The idyllic Cotswold village of Folly-on-Weir, with its traditional pub, sumptuous tea rooms and fragrant bakery, is a piece of paradise found ... Read more...
The idyllic Cotswold village of Folly-on-Weir, with its traditional pub, sumptuous tea rooms and fragrant bakery, is a piece of paradise found ... until 'those incomer Quillams' arrive. A young piano virtuoso and his neglected but talented half-sister, their controlling father, the pianist's beautiful, acquisitive and passionate mother, an ambitious family retainer, and an intimidating woman who has always run the Quillam household form a successful little empire - until it starts to crumble.
The Quillams' arrival has also attracted the attentions of a sly, clever and perverted killer who desperately needs a jackpot and knows where to find one - if the obstacles can be removed. Once again pub owner Alex Duggins and her veterinarian friend Tony Harrison must use their wits and resourcefulness to prevent further carnage - and ensure that they themselves don't become the killer's next victims.

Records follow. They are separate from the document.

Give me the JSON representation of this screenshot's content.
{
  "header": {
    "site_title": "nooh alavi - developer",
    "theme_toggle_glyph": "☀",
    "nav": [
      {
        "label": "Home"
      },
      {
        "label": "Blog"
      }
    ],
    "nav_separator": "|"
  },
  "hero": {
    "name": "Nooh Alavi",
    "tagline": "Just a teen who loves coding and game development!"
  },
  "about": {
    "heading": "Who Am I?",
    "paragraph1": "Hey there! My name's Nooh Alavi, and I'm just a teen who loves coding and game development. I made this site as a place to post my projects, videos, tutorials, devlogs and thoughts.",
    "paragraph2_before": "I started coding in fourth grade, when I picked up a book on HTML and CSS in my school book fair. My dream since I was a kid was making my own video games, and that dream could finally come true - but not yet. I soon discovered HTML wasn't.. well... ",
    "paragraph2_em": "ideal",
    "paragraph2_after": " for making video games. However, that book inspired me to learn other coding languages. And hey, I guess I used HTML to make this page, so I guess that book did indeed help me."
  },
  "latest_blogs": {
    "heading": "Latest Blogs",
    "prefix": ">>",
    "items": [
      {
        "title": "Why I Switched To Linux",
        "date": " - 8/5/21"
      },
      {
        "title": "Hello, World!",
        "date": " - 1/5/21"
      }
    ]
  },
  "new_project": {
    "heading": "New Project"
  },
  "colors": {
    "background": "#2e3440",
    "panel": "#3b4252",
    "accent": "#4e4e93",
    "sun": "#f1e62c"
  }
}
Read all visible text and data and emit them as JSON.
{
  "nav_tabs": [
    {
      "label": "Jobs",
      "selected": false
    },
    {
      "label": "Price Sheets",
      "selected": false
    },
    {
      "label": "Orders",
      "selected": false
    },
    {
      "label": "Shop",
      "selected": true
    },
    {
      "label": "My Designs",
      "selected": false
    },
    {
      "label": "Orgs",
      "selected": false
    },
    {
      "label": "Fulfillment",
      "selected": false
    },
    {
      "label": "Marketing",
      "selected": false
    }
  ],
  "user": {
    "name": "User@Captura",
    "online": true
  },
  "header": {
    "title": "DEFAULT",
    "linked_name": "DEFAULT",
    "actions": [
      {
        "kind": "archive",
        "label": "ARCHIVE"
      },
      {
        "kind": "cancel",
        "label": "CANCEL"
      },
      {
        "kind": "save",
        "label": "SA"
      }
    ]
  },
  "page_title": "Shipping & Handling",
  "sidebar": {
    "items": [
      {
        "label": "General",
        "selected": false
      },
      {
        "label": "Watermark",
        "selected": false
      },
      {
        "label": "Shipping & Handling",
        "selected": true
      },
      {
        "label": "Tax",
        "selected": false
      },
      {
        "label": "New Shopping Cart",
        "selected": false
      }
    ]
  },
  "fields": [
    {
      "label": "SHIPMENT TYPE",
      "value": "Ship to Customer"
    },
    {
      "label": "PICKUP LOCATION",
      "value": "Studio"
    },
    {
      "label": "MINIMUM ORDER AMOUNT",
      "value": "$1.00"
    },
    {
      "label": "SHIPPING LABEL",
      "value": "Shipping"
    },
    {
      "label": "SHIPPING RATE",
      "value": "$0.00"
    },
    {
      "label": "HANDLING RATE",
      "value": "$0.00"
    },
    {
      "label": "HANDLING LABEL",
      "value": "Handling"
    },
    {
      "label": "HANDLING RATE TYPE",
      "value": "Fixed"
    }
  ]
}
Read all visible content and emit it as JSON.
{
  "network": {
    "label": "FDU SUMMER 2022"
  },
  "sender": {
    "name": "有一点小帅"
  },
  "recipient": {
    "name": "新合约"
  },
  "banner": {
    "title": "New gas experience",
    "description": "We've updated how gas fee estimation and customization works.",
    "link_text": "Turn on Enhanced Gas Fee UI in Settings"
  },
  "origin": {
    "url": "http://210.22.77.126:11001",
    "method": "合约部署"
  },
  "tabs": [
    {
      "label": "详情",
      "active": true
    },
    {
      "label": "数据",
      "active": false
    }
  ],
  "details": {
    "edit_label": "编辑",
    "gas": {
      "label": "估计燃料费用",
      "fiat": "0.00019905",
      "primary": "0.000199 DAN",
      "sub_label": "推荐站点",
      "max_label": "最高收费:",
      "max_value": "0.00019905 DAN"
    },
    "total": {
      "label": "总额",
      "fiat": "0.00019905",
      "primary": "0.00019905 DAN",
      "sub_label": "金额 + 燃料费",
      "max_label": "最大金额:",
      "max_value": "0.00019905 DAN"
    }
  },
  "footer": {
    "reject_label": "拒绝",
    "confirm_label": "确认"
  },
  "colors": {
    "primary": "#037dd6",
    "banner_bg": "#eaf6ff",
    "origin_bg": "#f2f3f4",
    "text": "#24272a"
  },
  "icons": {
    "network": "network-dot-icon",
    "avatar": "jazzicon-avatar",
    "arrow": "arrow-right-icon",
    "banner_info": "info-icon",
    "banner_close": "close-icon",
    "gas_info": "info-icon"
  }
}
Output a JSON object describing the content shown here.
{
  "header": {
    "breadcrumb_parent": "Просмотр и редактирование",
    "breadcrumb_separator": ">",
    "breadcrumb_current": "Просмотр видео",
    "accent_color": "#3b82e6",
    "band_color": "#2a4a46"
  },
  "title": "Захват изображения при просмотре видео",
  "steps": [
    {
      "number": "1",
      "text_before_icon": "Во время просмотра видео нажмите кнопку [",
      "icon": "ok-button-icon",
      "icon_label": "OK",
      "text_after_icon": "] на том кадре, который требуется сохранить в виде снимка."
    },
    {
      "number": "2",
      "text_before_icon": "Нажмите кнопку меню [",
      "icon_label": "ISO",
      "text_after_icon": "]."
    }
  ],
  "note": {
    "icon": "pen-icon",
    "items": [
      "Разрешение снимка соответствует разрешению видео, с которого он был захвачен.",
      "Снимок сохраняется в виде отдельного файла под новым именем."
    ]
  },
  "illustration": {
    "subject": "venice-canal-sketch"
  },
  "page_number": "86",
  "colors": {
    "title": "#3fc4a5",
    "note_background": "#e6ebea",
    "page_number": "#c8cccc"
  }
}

Publishers Weekly® Reviews
- Reviewed in: Publishers Weekly, page .
- Review Date: 2016-12-12
- Reviewer: Staff
Camerons third cozy (after 2015s Out Comes the Evil) featuring pub owner Alex Duggins and her love interest, veterinarian Tony Harrison, wont do much for readers not previously invested in these underdeveloped leads. Alex returned home to the Cotswolds village of Folly-on-Weir, following her divorce and the death of her infant daughter. Five years later, shes now considering placing a memorial bench for her daughter in a local churchyard. While visiting the churchyard, Alex enjoys hearing the singing and piano playing of a woman inside the church. After the music ends abruptly, Alex enters the church, where shes horrified to find a dead woman, later identified as 22-year-old Laura Quillam, lying underneath the piano. The police soon classify the death as a possible homicide, and Alex, who is wracked with guilt at having been so near at the fatal instant, once again plays amateur sleuth. The Quillam familys dysfunctions provide ample room for speculation as to motive, but none of the characters makes much of an impression, and the climax is fairly melodramatic. (June)